Aim of the task:
Report each line of the data that has "title" somewhere in it.

(Records from a collection)
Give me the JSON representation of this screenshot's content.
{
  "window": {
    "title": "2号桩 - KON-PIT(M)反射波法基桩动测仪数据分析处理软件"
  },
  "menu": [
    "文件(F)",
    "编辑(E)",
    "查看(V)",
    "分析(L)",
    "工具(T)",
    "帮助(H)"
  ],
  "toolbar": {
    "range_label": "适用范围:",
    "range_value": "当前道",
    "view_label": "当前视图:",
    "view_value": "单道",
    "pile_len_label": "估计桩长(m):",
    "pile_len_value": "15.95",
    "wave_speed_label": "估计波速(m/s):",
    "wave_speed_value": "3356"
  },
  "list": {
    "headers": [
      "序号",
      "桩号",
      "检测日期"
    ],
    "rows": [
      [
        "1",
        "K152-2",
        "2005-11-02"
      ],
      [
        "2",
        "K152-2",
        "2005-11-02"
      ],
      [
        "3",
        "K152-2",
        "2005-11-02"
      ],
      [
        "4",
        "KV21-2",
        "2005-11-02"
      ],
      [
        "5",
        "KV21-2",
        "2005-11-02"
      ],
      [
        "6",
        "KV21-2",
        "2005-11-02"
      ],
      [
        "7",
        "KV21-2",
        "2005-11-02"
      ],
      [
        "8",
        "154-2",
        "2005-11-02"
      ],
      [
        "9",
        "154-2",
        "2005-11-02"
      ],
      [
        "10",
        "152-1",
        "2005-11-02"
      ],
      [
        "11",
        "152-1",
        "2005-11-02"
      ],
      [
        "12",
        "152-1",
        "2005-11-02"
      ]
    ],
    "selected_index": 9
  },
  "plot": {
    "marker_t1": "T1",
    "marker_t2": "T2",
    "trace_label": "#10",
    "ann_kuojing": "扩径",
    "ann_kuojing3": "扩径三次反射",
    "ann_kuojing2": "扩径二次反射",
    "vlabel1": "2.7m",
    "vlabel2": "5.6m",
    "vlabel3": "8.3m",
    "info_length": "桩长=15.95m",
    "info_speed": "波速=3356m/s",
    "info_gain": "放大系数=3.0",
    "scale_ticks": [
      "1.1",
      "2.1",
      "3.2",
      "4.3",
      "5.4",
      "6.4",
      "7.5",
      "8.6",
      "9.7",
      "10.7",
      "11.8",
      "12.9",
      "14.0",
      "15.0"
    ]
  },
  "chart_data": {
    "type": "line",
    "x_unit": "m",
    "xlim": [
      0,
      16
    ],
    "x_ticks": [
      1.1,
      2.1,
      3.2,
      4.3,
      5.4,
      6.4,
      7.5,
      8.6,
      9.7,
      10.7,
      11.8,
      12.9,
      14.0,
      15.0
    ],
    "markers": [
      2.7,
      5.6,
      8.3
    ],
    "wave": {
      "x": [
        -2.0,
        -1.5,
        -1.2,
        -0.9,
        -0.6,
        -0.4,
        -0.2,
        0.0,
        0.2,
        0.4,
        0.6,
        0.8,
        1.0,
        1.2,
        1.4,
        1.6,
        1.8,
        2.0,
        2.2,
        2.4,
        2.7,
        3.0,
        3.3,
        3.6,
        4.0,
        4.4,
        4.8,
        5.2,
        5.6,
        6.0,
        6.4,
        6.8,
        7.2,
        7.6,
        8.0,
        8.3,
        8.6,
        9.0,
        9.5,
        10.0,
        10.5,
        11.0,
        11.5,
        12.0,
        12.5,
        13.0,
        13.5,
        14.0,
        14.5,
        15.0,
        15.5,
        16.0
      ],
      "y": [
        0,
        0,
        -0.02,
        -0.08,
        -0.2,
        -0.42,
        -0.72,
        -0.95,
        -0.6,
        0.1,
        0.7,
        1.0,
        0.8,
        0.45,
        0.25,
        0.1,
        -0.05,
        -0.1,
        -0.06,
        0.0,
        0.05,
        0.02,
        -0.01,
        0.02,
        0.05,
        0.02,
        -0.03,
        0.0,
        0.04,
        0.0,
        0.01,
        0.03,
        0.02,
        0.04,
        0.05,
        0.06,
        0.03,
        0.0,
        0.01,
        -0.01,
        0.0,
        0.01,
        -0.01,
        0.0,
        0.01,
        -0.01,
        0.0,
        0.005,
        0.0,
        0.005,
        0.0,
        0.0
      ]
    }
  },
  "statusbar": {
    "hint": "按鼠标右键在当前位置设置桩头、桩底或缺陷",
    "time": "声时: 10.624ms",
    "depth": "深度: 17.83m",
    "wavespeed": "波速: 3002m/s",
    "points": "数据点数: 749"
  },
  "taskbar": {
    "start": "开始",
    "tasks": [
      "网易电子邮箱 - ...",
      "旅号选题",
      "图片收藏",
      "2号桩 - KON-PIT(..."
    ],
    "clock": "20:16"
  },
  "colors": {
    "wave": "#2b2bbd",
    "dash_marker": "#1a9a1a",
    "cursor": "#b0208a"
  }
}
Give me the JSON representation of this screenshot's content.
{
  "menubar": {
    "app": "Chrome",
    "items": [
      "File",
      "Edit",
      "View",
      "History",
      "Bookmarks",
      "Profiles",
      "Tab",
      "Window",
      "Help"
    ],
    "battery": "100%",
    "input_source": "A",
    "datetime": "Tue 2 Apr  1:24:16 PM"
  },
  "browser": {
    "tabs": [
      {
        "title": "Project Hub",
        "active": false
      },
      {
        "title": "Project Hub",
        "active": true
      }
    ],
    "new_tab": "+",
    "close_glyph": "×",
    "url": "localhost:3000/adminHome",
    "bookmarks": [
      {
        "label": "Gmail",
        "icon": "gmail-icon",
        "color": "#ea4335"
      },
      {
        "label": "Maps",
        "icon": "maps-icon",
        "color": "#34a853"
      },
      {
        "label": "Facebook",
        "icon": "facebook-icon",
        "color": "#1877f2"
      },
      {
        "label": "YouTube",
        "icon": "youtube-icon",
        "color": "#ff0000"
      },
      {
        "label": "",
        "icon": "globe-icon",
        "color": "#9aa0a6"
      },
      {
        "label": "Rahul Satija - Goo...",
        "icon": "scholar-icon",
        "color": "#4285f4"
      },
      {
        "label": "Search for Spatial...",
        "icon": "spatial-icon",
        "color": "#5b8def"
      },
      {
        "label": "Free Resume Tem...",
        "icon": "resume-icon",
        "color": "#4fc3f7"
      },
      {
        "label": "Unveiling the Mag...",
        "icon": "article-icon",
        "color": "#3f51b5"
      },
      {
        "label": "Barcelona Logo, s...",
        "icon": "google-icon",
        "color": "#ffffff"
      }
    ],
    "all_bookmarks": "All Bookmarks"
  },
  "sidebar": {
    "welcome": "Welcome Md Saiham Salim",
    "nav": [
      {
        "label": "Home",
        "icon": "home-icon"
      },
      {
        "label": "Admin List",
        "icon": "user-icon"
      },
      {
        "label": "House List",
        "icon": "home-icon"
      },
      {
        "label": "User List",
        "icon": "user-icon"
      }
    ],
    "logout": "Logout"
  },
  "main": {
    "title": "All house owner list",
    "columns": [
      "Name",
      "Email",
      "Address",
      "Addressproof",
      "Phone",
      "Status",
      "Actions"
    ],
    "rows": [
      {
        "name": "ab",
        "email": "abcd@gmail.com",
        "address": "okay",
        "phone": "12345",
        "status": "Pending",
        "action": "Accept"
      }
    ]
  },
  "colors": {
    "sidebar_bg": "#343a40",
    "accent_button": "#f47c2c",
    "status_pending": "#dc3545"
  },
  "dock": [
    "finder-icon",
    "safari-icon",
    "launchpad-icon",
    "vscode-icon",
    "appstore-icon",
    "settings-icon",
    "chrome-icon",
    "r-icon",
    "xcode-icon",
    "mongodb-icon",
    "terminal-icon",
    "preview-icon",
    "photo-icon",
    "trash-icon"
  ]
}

Completed exercise:
    "title": "2号桩 - KON-PIT(M)反射波法基桩动测仪数据分析处理软件"
        "title": "Project Hub",
        "title": "Project Hub",
    "title": "All house owner list",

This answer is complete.